Most panelists ranked accuracy first on the list of traits they most value in a quarterback. Intelligence, work ethic, velocity, toughness, leadership, mechanics and a quick release also were important. Mobility was a plus, not a necessity. But playing the position well also requires a moxie not easily measured or explained.
"I've always had an expression I've carried with me a long way," said Meyer, who coached Namath and Ken Stabler at Alabama before coaching in the NFL for 22 seasons. "Talk about a good quarterback, and I say, 'Well, he can play cards.' There are some guys [who] can play cards, some guys [who] cannot play cards. All the good quarterbacks I've ever been around, they could play cards."
Harris, the Jacksonville Jaguars' vice president of player personnel and an NFL quarterback from 1969 to 1981, ranked toughness high on his list.
"Obviously, you need to have the physical tools," Harris said. "Once you identify those, toughness, making good decisions, work ethic and one's ability to make plays with the game on the line stand out right off the top."
Panelists agreed to submit rankings as long as their choices would remain private. ESPN.com adjusted for bias, taking note when a panelist assigned high rankings to former associates. Levy naturally favored Jim Kelly from their days together in Buffalo.
Meyer, who rates quarterback prospects for the Kansas City Chiefs while in semiretirement, remains partial to Namath and Stabler. Bratkowski backed up Starr with the Green Bay Packers, and he still has Starr's back.
Rooney, whose family owns the Steelers, has a strong affinity for Bradshaw.

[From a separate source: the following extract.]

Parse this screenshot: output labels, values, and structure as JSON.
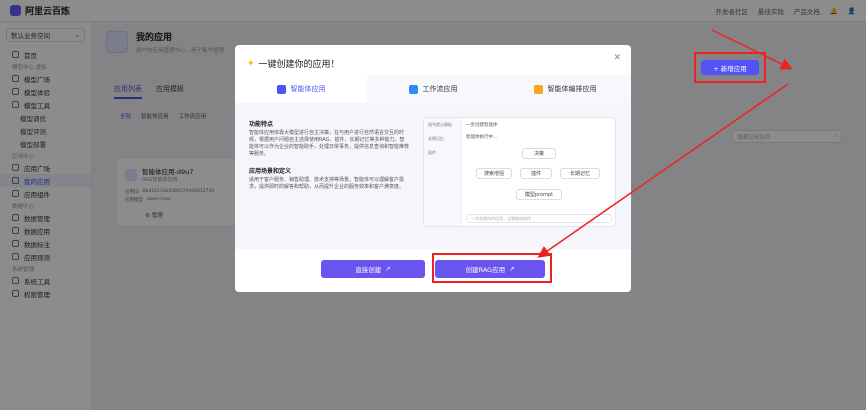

A former longtime personnel evaluator, Rooney rated his 10 greatest quarterbacks across 14 categories, sending his hand-written breakdowns by mail. Levy, Rooney, Bratkowski and Kennan provided lists of their top 10 all-time quarterbacks, in preferred order. Haley singled out 10 without as much regard for order, but he spoke at length about all 10 and numerous others, providing insights that proved helpful. Harris, reached between Senior Bowl practices in Mobile, Ala., provided his top six. He also evaluated 50 quarterbacks across several key categories.
Meyer, Bratkowski, Kennan, Levy and Haley spoke at length about quarterbacks and what makes them great. Meyer declined to provide a top 10 list, but all panelists placed Brady among the greats, assuming he remains productive.
ESPN.com weighed their contributions, balancing rankings with anecdotal evidence, in an effort to create the best possible rankings. We sift through their contributions below.
Where Brady fits: Experts ranked him among the five most accurate passers; some thought he might be the most accurate in NFL history.
Quarterbacks can be many things, but if they're not accurate, they won't last long.
"I've seen so many strong-armed guys go through our league and never make a dent because they just were not accurate enough and it took them too long to throw it," Haley said.
Accuracy mattered long before Bill Walsh's short-passing offense took hold in San Francisco nearly 30 years ago, but the proliferation of similar offenses has heightened its value. Walsh's offense relied more heavily on receivers gaining yards after the catch. That meant quarterbacks needed to hit receivers in stride.